Study material »
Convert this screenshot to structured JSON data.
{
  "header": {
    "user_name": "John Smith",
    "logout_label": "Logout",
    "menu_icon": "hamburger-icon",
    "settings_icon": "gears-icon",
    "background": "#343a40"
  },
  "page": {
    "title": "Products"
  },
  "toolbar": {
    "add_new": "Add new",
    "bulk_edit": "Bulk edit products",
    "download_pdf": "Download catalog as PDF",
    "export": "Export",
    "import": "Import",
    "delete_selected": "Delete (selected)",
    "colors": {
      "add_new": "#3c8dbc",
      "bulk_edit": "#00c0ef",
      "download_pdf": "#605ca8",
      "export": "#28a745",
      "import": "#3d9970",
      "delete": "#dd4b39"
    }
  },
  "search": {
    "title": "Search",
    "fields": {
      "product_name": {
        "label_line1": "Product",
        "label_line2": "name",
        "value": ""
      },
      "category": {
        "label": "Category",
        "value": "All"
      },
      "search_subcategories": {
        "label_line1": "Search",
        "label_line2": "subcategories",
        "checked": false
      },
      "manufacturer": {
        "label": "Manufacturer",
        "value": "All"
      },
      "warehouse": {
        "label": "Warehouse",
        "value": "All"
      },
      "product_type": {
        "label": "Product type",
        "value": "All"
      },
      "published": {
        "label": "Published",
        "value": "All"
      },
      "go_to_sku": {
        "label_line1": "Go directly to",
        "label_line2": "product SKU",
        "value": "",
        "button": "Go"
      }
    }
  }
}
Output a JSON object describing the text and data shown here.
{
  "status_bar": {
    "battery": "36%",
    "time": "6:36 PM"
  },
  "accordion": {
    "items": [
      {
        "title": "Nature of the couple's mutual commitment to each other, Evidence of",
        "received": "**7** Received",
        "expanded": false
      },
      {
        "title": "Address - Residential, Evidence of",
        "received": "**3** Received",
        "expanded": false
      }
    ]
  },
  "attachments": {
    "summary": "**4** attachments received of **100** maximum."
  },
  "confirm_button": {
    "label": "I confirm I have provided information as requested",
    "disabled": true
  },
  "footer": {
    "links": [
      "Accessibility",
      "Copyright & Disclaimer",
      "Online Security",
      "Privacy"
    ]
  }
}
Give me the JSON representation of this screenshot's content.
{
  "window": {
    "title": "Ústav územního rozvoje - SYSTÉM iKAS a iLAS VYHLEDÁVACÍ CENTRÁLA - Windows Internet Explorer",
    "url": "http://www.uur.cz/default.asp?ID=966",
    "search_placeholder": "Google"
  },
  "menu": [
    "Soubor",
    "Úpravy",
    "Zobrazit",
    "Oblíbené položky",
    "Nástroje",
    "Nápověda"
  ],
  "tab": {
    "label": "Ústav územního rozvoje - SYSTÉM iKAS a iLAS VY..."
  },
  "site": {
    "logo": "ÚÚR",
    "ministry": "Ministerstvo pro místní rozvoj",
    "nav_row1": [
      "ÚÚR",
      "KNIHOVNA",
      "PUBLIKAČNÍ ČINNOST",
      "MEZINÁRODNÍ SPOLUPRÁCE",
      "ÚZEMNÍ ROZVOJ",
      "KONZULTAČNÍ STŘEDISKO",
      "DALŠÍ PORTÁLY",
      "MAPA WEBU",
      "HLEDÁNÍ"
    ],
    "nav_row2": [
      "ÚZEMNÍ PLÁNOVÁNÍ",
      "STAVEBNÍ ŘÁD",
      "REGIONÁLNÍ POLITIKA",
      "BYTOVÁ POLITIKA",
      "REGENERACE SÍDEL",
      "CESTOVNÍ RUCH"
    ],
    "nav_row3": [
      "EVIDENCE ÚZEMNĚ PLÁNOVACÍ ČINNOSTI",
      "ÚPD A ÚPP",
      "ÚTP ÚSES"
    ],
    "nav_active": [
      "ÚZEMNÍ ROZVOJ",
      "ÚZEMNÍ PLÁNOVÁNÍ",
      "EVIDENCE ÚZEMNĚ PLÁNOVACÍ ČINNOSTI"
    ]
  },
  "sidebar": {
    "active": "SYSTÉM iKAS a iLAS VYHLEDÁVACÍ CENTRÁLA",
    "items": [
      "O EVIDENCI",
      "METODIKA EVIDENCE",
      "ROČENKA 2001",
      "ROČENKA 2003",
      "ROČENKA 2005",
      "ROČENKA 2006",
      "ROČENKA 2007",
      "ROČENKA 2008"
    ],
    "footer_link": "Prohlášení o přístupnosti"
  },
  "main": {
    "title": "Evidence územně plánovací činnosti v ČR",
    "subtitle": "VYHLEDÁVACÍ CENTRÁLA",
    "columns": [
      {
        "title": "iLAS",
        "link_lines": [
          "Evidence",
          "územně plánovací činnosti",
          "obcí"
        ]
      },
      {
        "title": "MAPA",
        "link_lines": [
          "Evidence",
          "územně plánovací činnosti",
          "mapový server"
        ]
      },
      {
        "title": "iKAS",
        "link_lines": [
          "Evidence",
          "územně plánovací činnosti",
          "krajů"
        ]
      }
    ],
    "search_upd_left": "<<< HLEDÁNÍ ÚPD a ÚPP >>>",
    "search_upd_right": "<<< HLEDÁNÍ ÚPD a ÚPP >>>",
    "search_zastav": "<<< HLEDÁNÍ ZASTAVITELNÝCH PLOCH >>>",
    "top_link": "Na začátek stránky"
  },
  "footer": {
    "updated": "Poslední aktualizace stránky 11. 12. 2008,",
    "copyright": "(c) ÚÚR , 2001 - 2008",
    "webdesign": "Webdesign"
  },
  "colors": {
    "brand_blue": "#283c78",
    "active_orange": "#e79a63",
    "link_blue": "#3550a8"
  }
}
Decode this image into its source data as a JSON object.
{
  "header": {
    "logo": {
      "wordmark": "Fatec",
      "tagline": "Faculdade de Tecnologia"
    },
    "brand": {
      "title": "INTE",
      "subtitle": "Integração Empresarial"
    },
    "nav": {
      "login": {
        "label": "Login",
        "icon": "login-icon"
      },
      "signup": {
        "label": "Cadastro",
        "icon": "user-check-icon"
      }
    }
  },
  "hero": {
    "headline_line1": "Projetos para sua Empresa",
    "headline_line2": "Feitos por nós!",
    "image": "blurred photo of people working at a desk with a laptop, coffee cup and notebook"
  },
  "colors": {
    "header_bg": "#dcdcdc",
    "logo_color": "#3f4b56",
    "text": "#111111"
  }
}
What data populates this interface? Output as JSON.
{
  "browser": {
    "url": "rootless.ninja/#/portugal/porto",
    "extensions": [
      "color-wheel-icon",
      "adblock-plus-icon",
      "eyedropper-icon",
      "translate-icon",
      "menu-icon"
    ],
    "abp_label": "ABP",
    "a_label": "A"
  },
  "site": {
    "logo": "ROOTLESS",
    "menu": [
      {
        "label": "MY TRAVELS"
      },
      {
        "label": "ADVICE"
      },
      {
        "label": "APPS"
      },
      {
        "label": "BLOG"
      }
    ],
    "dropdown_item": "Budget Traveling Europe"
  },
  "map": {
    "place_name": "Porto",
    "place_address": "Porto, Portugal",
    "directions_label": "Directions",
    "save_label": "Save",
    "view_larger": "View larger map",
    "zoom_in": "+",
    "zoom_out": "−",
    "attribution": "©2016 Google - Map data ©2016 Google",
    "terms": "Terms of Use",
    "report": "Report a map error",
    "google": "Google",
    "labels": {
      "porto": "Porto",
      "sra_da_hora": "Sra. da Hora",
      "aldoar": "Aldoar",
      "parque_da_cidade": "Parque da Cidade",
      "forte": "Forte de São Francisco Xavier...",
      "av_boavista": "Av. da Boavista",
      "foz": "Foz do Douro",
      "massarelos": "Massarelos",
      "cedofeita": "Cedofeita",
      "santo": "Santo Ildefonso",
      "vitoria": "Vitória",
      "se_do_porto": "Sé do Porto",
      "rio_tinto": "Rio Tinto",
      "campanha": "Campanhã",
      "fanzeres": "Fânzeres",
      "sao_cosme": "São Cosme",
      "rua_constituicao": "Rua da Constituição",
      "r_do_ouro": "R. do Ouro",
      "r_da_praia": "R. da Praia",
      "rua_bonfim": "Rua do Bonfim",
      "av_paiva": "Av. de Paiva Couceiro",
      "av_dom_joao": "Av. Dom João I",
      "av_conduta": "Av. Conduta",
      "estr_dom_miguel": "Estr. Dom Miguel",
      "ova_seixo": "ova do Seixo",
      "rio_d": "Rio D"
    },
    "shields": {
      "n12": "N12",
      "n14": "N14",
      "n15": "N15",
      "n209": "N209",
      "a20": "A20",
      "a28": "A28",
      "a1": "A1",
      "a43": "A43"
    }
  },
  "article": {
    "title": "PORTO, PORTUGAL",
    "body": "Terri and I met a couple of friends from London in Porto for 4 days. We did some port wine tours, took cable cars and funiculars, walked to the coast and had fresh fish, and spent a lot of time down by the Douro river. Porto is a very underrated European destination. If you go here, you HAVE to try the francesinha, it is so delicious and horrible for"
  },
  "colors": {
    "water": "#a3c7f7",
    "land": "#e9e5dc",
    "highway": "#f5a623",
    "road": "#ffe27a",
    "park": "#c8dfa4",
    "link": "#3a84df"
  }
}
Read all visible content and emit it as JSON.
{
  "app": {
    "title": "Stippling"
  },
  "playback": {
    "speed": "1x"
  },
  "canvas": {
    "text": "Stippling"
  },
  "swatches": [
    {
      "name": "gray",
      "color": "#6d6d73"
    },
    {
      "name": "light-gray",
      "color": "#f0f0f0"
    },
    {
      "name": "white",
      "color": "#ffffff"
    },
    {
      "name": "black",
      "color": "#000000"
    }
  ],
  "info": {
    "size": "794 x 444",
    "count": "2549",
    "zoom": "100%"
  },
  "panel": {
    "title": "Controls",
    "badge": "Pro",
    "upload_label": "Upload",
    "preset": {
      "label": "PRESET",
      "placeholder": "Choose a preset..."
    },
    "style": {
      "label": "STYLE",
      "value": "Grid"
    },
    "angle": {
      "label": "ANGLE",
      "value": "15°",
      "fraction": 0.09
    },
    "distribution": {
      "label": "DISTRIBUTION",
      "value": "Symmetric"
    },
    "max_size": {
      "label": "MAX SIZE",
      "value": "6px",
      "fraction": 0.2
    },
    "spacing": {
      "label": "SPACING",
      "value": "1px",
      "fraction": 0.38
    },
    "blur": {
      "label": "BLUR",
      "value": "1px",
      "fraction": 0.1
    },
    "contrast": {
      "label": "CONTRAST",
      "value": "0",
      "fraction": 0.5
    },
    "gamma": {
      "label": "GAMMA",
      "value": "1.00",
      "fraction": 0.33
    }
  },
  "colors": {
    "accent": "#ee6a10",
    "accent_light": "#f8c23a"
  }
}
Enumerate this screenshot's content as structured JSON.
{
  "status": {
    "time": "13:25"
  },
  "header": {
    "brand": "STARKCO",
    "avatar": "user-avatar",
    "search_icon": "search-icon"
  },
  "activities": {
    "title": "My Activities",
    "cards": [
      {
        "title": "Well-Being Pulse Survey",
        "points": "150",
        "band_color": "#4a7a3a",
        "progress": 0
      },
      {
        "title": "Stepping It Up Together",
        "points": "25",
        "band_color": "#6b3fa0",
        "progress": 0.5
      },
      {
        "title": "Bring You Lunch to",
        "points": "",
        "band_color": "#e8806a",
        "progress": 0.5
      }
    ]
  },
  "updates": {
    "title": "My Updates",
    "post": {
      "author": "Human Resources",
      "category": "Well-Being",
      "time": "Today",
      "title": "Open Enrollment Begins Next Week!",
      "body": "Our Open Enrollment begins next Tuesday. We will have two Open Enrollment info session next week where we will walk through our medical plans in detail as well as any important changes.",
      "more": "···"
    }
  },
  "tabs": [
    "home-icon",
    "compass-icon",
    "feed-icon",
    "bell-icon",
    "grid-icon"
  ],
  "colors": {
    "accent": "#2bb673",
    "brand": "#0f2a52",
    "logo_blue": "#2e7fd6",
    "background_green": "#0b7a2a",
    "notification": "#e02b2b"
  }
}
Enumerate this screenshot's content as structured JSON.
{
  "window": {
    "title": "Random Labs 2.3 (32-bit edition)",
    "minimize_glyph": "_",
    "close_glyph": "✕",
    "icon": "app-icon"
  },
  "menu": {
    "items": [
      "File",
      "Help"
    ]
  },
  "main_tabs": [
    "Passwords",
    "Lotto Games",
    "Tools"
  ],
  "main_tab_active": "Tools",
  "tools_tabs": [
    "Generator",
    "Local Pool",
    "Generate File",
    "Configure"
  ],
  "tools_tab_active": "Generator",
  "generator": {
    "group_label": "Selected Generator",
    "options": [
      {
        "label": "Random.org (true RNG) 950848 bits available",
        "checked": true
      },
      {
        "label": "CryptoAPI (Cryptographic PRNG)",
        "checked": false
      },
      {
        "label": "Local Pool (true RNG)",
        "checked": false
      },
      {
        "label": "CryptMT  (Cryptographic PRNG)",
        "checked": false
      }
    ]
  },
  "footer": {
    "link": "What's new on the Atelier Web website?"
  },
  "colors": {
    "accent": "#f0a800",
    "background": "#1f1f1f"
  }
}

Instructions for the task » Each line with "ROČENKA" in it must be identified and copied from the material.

Answer to this exercise »
      "ROČENKA 2001",
      "ROČENKA 2003",
      "ROČENKA 2005",
      "ROČENKA 2006",
      "ROČENKA 2007",
      "ROČENKA 2008"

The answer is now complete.